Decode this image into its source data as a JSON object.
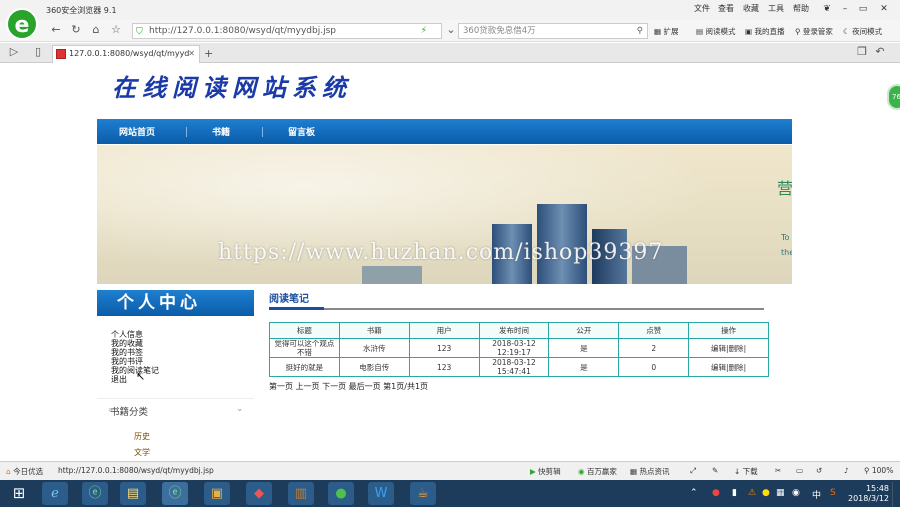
{
  "browser": {
    "app_title": "360安全浏览器 9.1",
    "title_menu": [
      "文件",
      "查看",
      "收藏",
      "工具",
      "帮助"
    ],
    "url": "http://127.0.0.1:8080/wsyd/qt/myydbj.jsp",
    "search_placeholder": "360贷款免息借4万",
    "toolbar": [
      "扩展",
      "阅读模式",
      "我的直播",
      "登录管家",
      "夜间模式"
    ],
    "tab_title": "127.0.0.1:8080/wsyd/qt/myyd",
    "tab_add": "+",
    "logo_glyph": "e",
    "greenball_text": "76"
  },
  "site": {
    "title": "在线阅读网站系统",
    "nav": [
      "网站首页",
      "书籍",
      "留言板"
    ],
    "banner_text_1": "营",
    "banner_text_2": "To",
    "banner_text_3": "the",
    "watermark": "https://www.huzhan.com/ishop39397"
  },
  "sidebar": {
    "heading": "个人中心",
    "links": [
      "个人信息",
      "我的收藏",
      "我的书签",
      "我的书评",
      "我的阅读笔记",
      "退出"
    ],
    "category_heading": "书籍分类",
    "categories": [
      "历史",
      "文学"
    ]
  },
  "main": {
    "section_title": "阅读笔记",
    "table_headers": [
      "标题",
      "书籍",
      "用户",
      "发布时间",
      "公开",
      "点赞",
      "操作"
    ],
    "rows": [
      {
        "title": "觉得可以这个观点不错",
        "book": "水浒传",
        "user": "123",
        "date": "2018-03-12",
        "time": "12:19:17",
        "public": "是",
        "likes": "2",
        "edit": "编辑",
        "sep": "|",
        "delete": "删除",
        "sep2": "|"
      },
      {
        "title": "挺好的就是",
        "book": "电影自传",
        "user": "123",
        "date": "2018-03-12",
        "time": "15:47:41",
        "public": "是",
        "likes": "0",
        "edit": "编辑",
        "sep": "|",
        "delete": "删除",
        "sep2": "|"
      }
    ],
    "pager": "第一页 上一页 下一页 最后一页 第1页/共1页"
  },
  "statusbar": {
    "left_label": "今日优选",
    "url": "http://127.0.0.1:8080/wsyd/qt/myydbj.jsp",
    "items": [
      "快剪辑",
      "百万赢家",
      "热点资讯",
      "下载"
    ],
    "zoom": "100%"
  },
  "taskbar": {
    "time": "15:48",
    "date": "2018/3/12",
    "tray_ime": "中"
  },
  "colors": {
    "nav_blue": "#0a5ca8",
    "title_blue": "#1a3aa8",
    "table_border": "#2aa8a8",
    "browser_green": "#2aa32a"
  }
}
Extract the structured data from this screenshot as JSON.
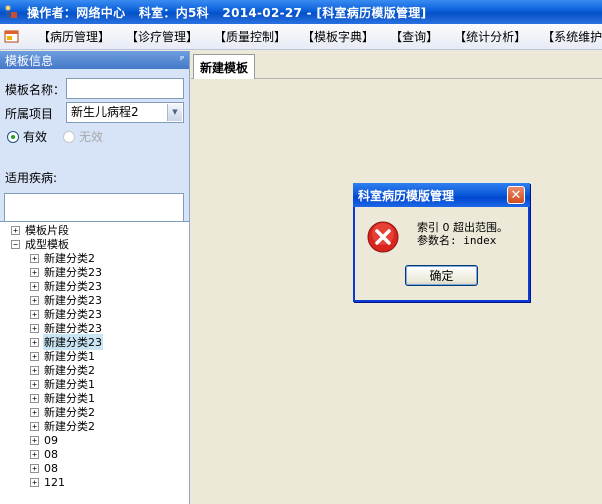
{
  "window": {
    "title": "操作者：网络中心   科室：内5科   2014-02-27 - [科室病历模版管理]"
  },
  "menu": {
    "items": [
      "【病历管理】",
      "【诊疗管理】",
      "【质量控制】",
      "【模板字典】",
      "【查询】",
      "【统计分析】",
      "【系统维护】"
    ]
  },
  "left_panel": {
    "title": "模板信息",
    "pin_glyph": "ᴾ",
    "form": {
      "name_label": "模板名称：",
      "name_value": "",
      "project_label": "所属项目",
      "project_value": "新生儿病程2",
      "radio_valid": "有效",
      "radio_invalid": "无效",
      "disease_label": "适用疾病:"
    },
    "tree": {
      "nodes": [
        {
          "label": "模板片段",
          "level": 0,
          "expander": "+",
          "selected": false
        },
        {
          "label": "成型模板",
          "level": 0,
          "expander": "−",
          "selected": false
        },
        {
          "label": "新建分类2",
          "level": 1,
          "expander": "+",
          "selected": false
        },
        {
          "label": "新建分类23",
          "level": 1,
          "expander": "+",
          "selected": false
        },
        {
          "label": "新建分类23",
          "level": 1,
          "expander": "+",
          "selected": false
        },
        {
          "label": "新建分类23",
          "level": 1,
          "expander": "+",
          "selected": false
        },
        {
          "label": "新建分类23",
          "level": 1,
          "expander": "+",
          "selected": false
        },
        {
          "label": "新建分类23",
          "level": 1,
          "expander": "+",
          "selected": false
        },
        {
          "label": "新建分类23",
          "level": 1,
          "expander": "+",
          "selected": true
        },
        {
          "label": "新建分类1",
          "level": 1,
          "expander": "+",
          "selected": false
        },
        {
          "label": "新建分类2",
          "level": 1,
          "expander": "+",
          "selected": false
        },
        {
          "label": "新建分类1",
          "level": 1,
          "expander": "+",
          "selected": false
        },
        {
          "label": "新建分类1",
          "level": 1,
          "expander": "+",
          "selected": false
        },
        {
          "label": "新建分类2",
          "level": 1,
          "expander": "+",
          "selected": false
        },
        {
          "label": "新建分类2",
          "level": 1,
          "expander": "+",
          "selected": false
        },
        {
          "label": "09",
          "level": 1,
          "expander": "+",
          "selected": false
        },
        {
          "label": "08",
          "level": 1,
          "expander": "+",
          "selected": false
        },
        {
          "label": "08",
          "level": 1,
          "expander": "+",
          "selected": false
        },
        {
          "label": "121",
          "level": 1,
          "expander": "+",
          "selected": false
        }
      ]
    }
  },
  "tabs": [
    {
      "label": "新建模板",
      "active": true
    }
  ],
  "dialog": {
    "title": "科室病历模版管理",
    "close_glyph": "✕",
    "line1": "索引 0 超出范围。",
    "line2": "参数名: index",
    "ok_label": "确定"
  }
}
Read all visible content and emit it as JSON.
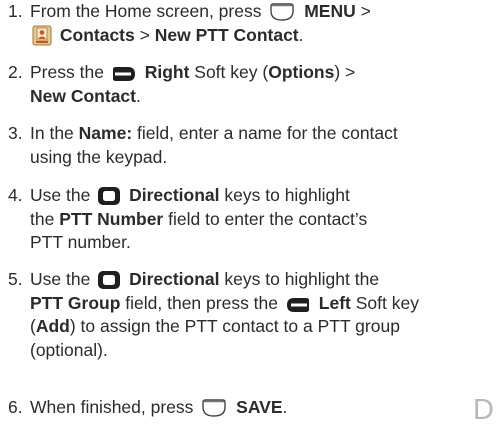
{
  "steps": [
    {
      "num": "1.",
      "line1_pre": "From the Home screen, press",
      "line1_bold": "MENU",
      "line1_sep": ">",
      "line2_bold_a": "Contacts",
      "line2_mid": ">",
      "line2_bold_b": "New PTT Contact",
      "line2_end": "."
    },
    {
      "num": "2.",
      "l1_pre": "Press the",
      "l1_bold": "Right",
      "l1_mid": "Soft key (",
      "l1_bold2": "Options",
      "l1_end": ") >",
      "l2_bold": "New Contact",
      "l2_end": "."
    },
    {
      "num": "3.",
      "l1_pre": "In the",
      "l1_bold": "Name:",
      "l1_end": "field, enter a name for the contact",
      "l2": "using the keypad."
    },
    {
      "num": "4.",
      "l1_pre": "Use the",
      "l1_bold": "Directional",
      "l1_end": "keys to highlight",
      "l2_pre": "the",
      "l2_bold": "PTT Number",
      "l2_end": "field to enter the contact’s",
      "l3": "PTT number."
    },
    {
      "num": "5.",
      "l1_pre": "Use the",
      "l1_bold": "Directional",
      "l1_end": "keys to highlight the",
      "l2_bold": "PTT Group",
      "l2_mid": "field, then press the",
      "l2_bold2": "Left",
      "l2_end": "Soft key",
      "l3_pre": "(",
      "l3_bold": "Add",
      "l3_end": ") to assign the PTT contact to a PTT group",
      "l4": "(optional)."
    },
    {
      "num": "6.",
      "l1_pre": "When finished, press",
      "l1_bold": "SAVE",
      "l1_end": "."
    }
  ],
  "side_letter": "D",
  "icons": [
    "menu-key-icon",
    "contacts-icon",
    "right-softkey-icon",
    "directional-key-icon",
    "left-softkey-icon",
    "center-key-icon"
  ]
}
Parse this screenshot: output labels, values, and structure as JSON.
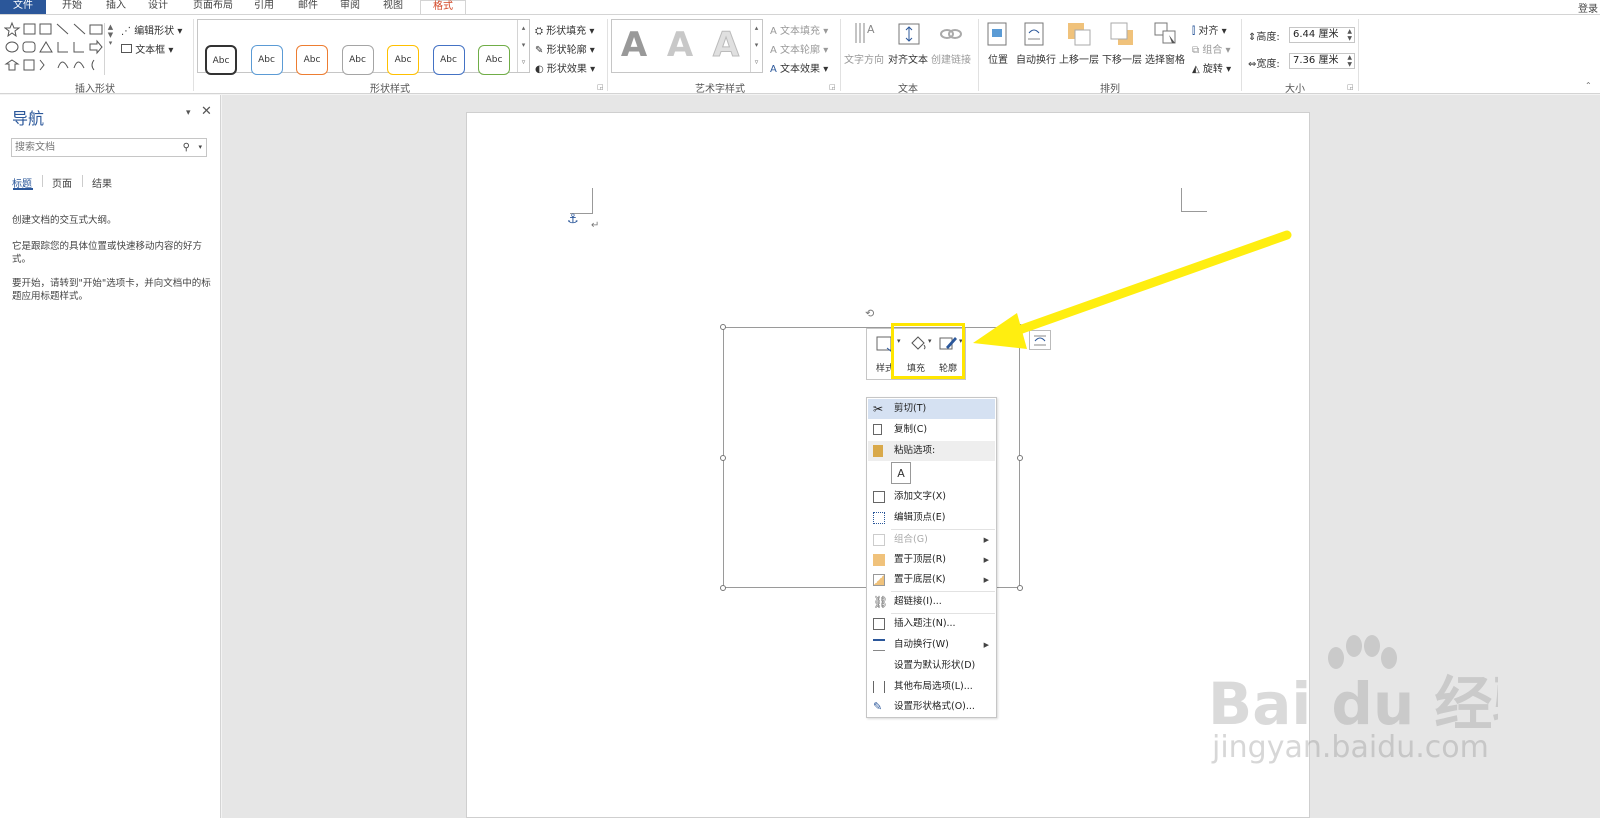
{
  "tabs": [
    {
      "label": "文件"
    },
    {
      "label": "开始"
    },
    {
      "label": "插入"
    },
    {
      "label": "设计"
    },
    {
      "label": "页面布局"
    },
    {
      "label": "引用"
    },
    {
      "label": "邮件"
    },
    {
      "label": "审阅"
    },
    {
      "label": "视图"
    },
    {
      "label": "格式"
    }
  ],
  "login": "登录",
  "ribbon": {
    "insert_shapes": {
      "edit_shape": "编辑形状",
      "text_box": "文本框",
      "label": "插入形状"
    },
    "shape_styles": {
      "thumb_text": "Abc",
      "fill": "形状填充",
      "outline": "形状轮廓",
      "effects": "形状效果",
      "label": "形状样式",
      "colors": [
        "#333333",
        "#5b9bd5",
        "#ed7d31",
        "#a5a5a5",
        "#ffc000",
        "#4472c4",
        "#70ad47"
      ]
    },
    "wordart": {
      "letter": "A",
      "text_fill": "文本填充",
      "text_outline": "文本轮廓",
      "text_effects": "文本效果",
      "label": "艺术字样式"
    },
    "text": {
      "direction": "文字方向",
      "align": "对齐文本",
      "link": "创建链接",
      "label": "文本"
    },
    "arrange": {
      "position": "位置",
      "wrap": "自动换行",
      "forward": "上移一层",
      "backward": "下移一层",
      "pane": "选择窗格",
      "align": "对齐",
      "group": "组合",
      "rotate": "旋转",
      "label": "排列"
    },
    "size": {
      "height_label": "高度:",
      "height": "6.44 厘米",
      "width_label": "宽度:",
      "width": "7.36 厘米",
      "label": "大小"
    }
  },
  "nav": {
    "title": "导航",
    "search_placeholder": "搜索文档",
    "tabs": [
      "标题",
      "页面",
      "结果"
    ],
    "line1": "创建文档的交互式大纲。",
    "line2": "它是跟踪您的具体位置或快速移动内容的好方式。",
    "line3": "要开始，请转到\"开始\"选项卡，并向文档中的标题应用标题样式。"
  },
  "mini": {
    "style": "样式",
    "fill": "填充",
    "outline": "轮廓"
  },
  "menu": [
    {
      "label": "剪切(T)"
    },
    {
      "label": "复制(C)"
    },
    {
      "label": "粘贴选项:"
    },
    {
      "label": "添加文字(X)"
    },
    {
      "label": "编辑顶点(E)"
    },
    {
      "label": "组合(G)"
    },
    {
      "label": "置于顶层(R)"
    },
    {
      "label": "置于底层(K)"
    },
    {
      "label": "超链接(I)..."
    },
    {
      "label": "插入题注(N)..."
    },
    {
      "label": "自动换行(W)"
    },
    {
      "label": "设置为默认形状(D)"
    },
    {
      "label": "其他布局选项(L)..."
    },
    {
      "label": "设置形状格式(O)..."
    }
  ],
  "watermark": {
    "logo": "Bai du 经验",
    "url": "jingyan.baidu.com"
  }
}
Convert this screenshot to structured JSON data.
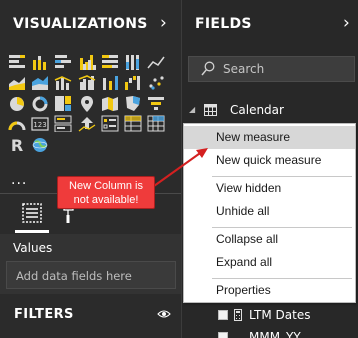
{
  "visualizations": {
    "title": "VISUALIZATIONS",
    "icons": [
      "stacked-bar-chart-icon",
      "stacked-column-chart-icon",
      "clustered-bar-chart-icon",
      "clustered-column-chart-icon",
      "100pct-stacked-bar-chart-icon",
      "100pct-stacked-column-chart-icon",
      "line-chart-icon",
      "area-chart-icon",
      "stacked-area-chart-icon",
      "line-and-stacked-column-chart-icon",
      "line-and-clustered-column-chart-icon",
      "ribbon-chart-icon",
      "waterfall-chart-icon",
      "scatter-chart-icon",
      "pie-chart-icon",
      "donut-chart-icon",
      "treemap-icon",
      "map-icon",
      "filled-map-icon",
      "shape-map-icon",
      "funnel-chart-icon",
      "gauge-icon",
      "card-icon",
      "multi-row-card-icon",
      "kpi-icon",
      "slicer-icon",
      "table-visual-icon",
      "matrix-icon",
      "r-script-visual-icon",
      "globe-map-icon"
    ],
    "r_glyph": "R",
    "more": "...",
    "values_label": "Values",
    "drop_placeholder": "Add data fields here",
    "filters_title": "FILTERS"
  },
  "fields": {
    "title": "FIELDS",
    "search_placeholder": "Search",
    "table_name": "Calendar",
    "rows": [
      {
        "label": "LTM Dates"
      },
      {
        "label": "MMM_YY"
      }
    ]
  },
  "context_menu": {
    "items": [
      {
        "label": "New measure",
        "highlighted": true
      },
      {
        "label": "New quick measure",
        "highlighted": false
      },
      {
        "label": "View hidden",
        "highlighted": false
      },
      {
        "label": "Unhide all",
        "highlighted": false
      },
      {
        "label": "Collapse all",
        "highlighted": false
      },
      {
        "label": "Expand all",
        "highlighted": false
      },
      {
        "label": "Properties",
        "highlighted": false
      }
    ]
  },
  "callout": {
    "line1": "New Column is",
    "line2": "not available!"
  },
  "colors": {
    "pane_bg": "#2b2b2b",
    "callout_red": "#ef3b3b",
    "icon_yellow": "#f2c811",
    "icon_blue": "#4aa3df",
    "icon_light": "#d9d9d9"
  }
}
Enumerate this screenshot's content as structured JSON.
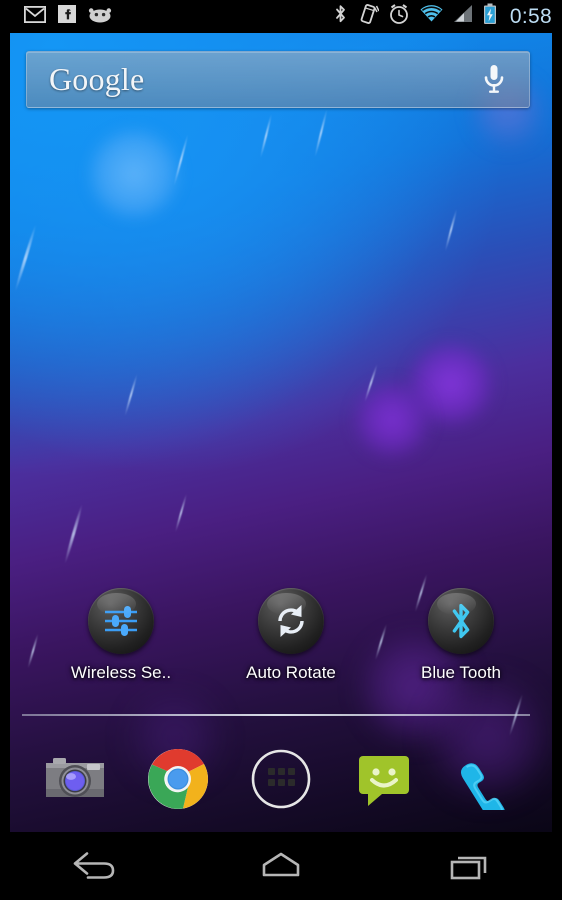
{
  "status_bar": {
    "left_icons": [
      {
        "name": "gmail-icon",
        "label": "Gmail"
      },
      {
        "name": "facebook-icon",
        "label": "Facebook"
      },
      {
        "name": "android-jellybean-icon",
        "label": "Android"
      }
    ],
    "right_icons": [
      {
        "name": "bluetooth-icon",
        "label": "Bluetooth"
      },
      {
        "name": "vibrate-icon",
        "label": "Vibrate"
      },
      {
        "name": "alarm-icon",
        "label": "Alarm"
      },
      {
        "name": "wifi-icon",
        "label": "Wi-Fi"
      },
      {
        "name": "cellular-signal-icon",
        "label": "Signal"
      },
      {
        "name": "battery-charging-icon",
        "label": "Battery charging"
      }
    ],
    "clock": "0:58",
    "clock_color": "#bcdcf2",
    "background": "#000000"
  },
  "search_widget": {
    "text": "Google",
    "mic_icon": "microphone-icon"
  },
  "shortcuts": [
    {
      "label": "Wireless Se..",
      "icon": "sliders-icon",
      "accent": "#3b9df5"
    },
    {
      "label": "Auto Rotate",
      "icon": "rotate-refresh-icon",
      "accent": "#e8eef6"
    },
    {
      "label": "Blue Tooth",
      "icon": "bluetooth-icon",
      "accent": "#3fc7f0"
    }
  ],
  "dock": [
    {
      "label": "Camera",
      "icon": "camera-icon"
    },
    {
      "label": "Chrome",
      "icon": "chrome-icon"
    },
    {
      "label": "Apps",
      "icon": "app-drawer-icon"
    },
    {
      "label": "Messaging",
      "icon": "messaging-icon"
    },
    {
      "label": "Phone",
      "icon": "phone-icon"
    }
  ],
  "nav_bar": [
    {
      "label": "Back",
      "icon": "back-arrow-icon"
    },
    {
      "label": "Home",
      "icon": "home-icon"
    },
    {
      "label": "Recents",
      "icon": "recent-apps-icon"
    }
  ],
  "wallpaper": {
    "name": "nexus-bokeh-wallpaper",
    "top_color": "#1186e8",
    "mid_color": "#4b2f9e",
    "bottom_color": "#0a0616"
  }
}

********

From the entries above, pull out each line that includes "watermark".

▶ _Answer to the problem_
    "watermark": "https://www.huzhan.com/ishop39397"
  "watermark": {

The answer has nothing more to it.